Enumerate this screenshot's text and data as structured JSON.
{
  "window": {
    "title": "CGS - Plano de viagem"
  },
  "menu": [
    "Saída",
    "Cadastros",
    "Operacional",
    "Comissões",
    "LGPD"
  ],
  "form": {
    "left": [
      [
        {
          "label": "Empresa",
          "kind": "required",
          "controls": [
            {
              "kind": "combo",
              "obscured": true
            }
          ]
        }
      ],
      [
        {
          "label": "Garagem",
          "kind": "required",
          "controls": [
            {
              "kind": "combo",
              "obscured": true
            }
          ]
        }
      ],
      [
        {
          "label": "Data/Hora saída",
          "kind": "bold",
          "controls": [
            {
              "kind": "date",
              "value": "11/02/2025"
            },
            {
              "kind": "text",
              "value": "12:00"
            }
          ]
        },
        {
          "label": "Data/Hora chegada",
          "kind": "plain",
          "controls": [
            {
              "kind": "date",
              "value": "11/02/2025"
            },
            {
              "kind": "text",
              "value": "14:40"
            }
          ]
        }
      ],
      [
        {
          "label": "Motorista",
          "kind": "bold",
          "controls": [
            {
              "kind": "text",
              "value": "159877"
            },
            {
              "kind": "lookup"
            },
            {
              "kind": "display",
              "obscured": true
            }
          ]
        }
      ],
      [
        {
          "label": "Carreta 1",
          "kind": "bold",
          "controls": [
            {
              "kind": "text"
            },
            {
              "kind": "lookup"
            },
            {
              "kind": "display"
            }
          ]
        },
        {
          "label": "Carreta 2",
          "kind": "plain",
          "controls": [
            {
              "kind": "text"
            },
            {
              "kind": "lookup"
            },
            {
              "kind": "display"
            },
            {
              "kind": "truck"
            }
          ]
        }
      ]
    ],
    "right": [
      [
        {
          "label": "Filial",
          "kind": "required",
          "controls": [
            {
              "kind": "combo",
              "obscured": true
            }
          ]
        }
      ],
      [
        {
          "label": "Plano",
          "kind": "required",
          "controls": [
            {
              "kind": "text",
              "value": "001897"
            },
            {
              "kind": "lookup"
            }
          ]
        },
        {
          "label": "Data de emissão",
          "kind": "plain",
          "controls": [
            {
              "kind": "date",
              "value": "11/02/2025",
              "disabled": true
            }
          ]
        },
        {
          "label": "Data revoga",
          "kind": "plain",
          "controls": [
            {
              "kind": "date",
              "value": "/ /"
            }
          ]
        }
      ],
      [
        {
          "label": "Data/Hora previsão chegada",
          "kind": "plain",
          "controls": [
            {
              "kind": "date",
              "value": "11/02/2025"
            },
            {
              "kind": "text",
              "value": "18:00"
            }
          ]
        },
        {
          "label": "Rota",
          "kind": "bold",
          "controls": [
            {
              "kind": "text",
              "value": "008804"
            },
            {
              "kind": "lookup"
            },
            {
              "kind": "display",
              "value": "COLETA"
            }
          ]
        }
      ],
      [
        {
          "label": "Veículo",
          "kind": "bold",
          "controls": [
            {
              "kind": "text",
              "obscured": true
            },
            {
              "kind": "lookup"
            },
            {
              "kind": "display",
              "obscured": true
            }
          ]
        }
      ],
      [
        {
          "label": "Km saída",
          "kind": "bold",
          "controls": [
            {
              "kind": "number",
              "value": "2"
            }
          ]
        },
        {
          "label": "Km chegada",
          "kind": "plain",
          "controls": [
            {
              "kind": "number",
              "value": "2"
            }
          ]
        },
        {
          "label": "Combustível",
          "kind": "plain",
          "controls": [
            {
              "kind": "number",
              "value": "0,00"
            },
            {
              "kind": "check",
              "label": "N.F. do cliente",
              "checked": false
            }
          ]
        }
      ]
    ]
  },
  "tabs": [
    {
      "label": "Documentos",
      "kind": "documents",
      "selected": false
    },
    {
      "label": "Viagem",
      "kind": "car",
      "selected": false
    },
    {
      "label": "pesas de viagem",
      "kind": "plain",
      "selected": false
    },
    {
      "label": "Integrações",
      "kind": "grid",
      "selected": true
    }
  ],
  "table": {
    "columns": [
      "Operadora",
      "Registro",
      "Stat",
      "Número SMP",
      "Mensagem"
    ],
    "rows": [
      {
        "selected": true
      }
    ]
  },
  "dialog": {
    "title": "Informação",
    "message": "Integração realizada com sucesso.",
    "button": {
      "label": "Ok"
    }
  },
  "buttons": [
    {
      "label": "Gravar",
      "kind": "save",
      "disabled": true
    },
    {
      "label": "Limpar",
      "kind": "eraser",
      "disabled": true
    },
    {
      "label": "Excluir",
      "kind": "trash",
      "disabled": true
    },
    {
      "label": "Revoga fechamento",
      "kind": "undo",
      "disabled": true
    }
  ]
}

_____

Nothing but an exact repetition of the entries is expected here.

▶ **Your solution**:
Enumerate this screenshot's text and data as structured JSON.
{
  "window": {
    "title": "CGS - Plano de viagem"
  },
  "menu": [
    "Saída",
    "Cadastros",
    "Operacional",
    "Comissões",
    "LGPD"
  ],
  "form": {
    "left": [
      [
        {
          "label": "Empresa",
          "kind": "required",
          "controls": [
            {
              "kind": "combo",
              "obscured": true
            }
          ]
        }
      ],
      [
        {
          "label": "Garagem",
          "kind": "required",
          "controls": [
            {
              "kind": "combo",
              "obscured": true
            }
          ]
        }
      ],
      [
        {
          "label": "Data/Hora saída",
          "kind": "bold",
          "controls": [
            {
              "kind": "date",
              "value": "11/02/2025"
            },
            {
              "kind": "text",
              "value": "12:00"
            }
          ]
        },
        {
          "label": "Data/Hora chegada",
          "kind": "plain",
          "controls": [
            {
              "kind": "date",
              "value": "11/02/2025"
            },
            {
              "kind": "text",
              "value": "14:40"
            }
          ]
        }
      ],
      [
        {
          "label": "Motorista",
          "kind": "bold",
          "controls": [
            {
              "kind": "text",
              "value": "159877"
            },
            {
              "kind": "lookup"
            },
            {
              "kind": "display",
              "obscured": true
            }
          ]
        }
      ],
      [
        {
          "label": "Carreta 1",
          "kind": "bold",
          "controls": [
            {
              "kind": "text"
            },
            {
              "kind": "lookup"
            },
            {
              "kind": "display"
            }
          ]
        },
        {
          "label": "Carreta 2",
          "kind": "plain",
          "controls": [
            {
              "kind": "text"
            },
            {
              "kind": "lookup"
            },
            {
              "kind": "display"
            },
            {
              "kind": "truck"
            }
          ]
        }
      ]
    ],
    "right": [
      [
        {
          "label": "Filial",
          "kind": "required",
          "controls": [
            {
              "kind": "combo",
              "obscured": true
            }
          ]
        }
      ],
      [
        {
          "label": "Plano",
          "kind": "required",
          "controls": [
            {
              "kind": "text",
              "value": "001897"
            },
            {
              "kind": "lookup"
            }
          ]
        },
        {
          "label": "Data de emissão",
          "kind": "plain",
          "controls": [
            {
              "kind": "date",
              "value": "11/02/2025",
              "disabled": true
            }
          ]
        },
        {
          "label": "Data revoga",
          "kind": "plain",
          "controls": [
            {
              "kind": "date",
              "value": "/ /"
            }
          ]
        }
      ],
      [
        {
          "label": "Data/Hora previsão chegada",
          "kind": "plain",
          "controls": [
            {
              "kind": "date",
              "value": "11/02/2025"
            },
            {
              "kind": "text",
              "value": "18:00"
            }
          ]
        },
        {
          "label": "Rota",
          "kind": "bold",
          "controls": [
            {
              "kind": "text",
              "value": "008804"
            },
            {
              "kind": "lookup"
            },
            {
              "kind": "display",
              "value": "COLETA"
            }
          ]
        }
      ],
      [
        {
          "label": "Veículo",
          "kind": "bold",
          "controls": [
            {
              "kind": "text",
              "obscured": true
            },
            {
              "kind": "lookup"
            },
            {
              "kind": "display",
              "obscured": true
            }
          ]
        }
      ],
      [
        {
          "label": "Km saída",
          "kind": "bold",
          "controls": [
            {
              "kind": "number",
              "value": "2"
            }
          ]
        },
        {
          "label": "Km chegada",
          "kind": "plain",
          "controls": [
            {
              "kind": "number",
              "value": "2"
            }
          ]
        },
        {
          "label": "Combustível",
          "kind": "plain",
          "controls": [
            {
              "kind": "number",
              "value": "0,00"
            },
            {
              "kind": "check",
              "label": "N.F. do cliente",
              "checked": false
            }
          ]
        }
      ]
    ]
  },
  "tabs": [
    {
      "label": "Documentos",
      "kind": "documents",
      "selected": false
    },
    {
      "label": "Viagem",
      "kind": "car",
      "selected": false
    },
    {
      "label": "pesas de viagem",
      "kind": "plain",
      "selected": false
    },
    {
      "label": "Integrações",
      "kind": "grid",
      "selected": true
    }
  ],
  "table": {
    "columns": [
      "Operadora",
      "Registro",
      "Stat",
      "Número SMP",
      "Mensagem"
    ],
    "rows": [
      {
        "selected": true
      }
    ]
  },
  "dialog": {
    "title": "Informação",
    "message": "Integração realizada com sucesso.",
    "button": {
      "label": "Ok"
    }
  },
  "buttons": [
    {
      "label": "Gravar",
      "kind": "save",
      "disabled": true
    },
    {
      "label": "Limpar",
      "kind": "eraser",
      "disabled": true
    },
    {
      "label": "Excluir",
      "kind": "trash",
      "disabled": true
    },
    {
      "label": "Revoga fechamento",
      "kind": "undo",
      "disabled": true
    }
  ]
}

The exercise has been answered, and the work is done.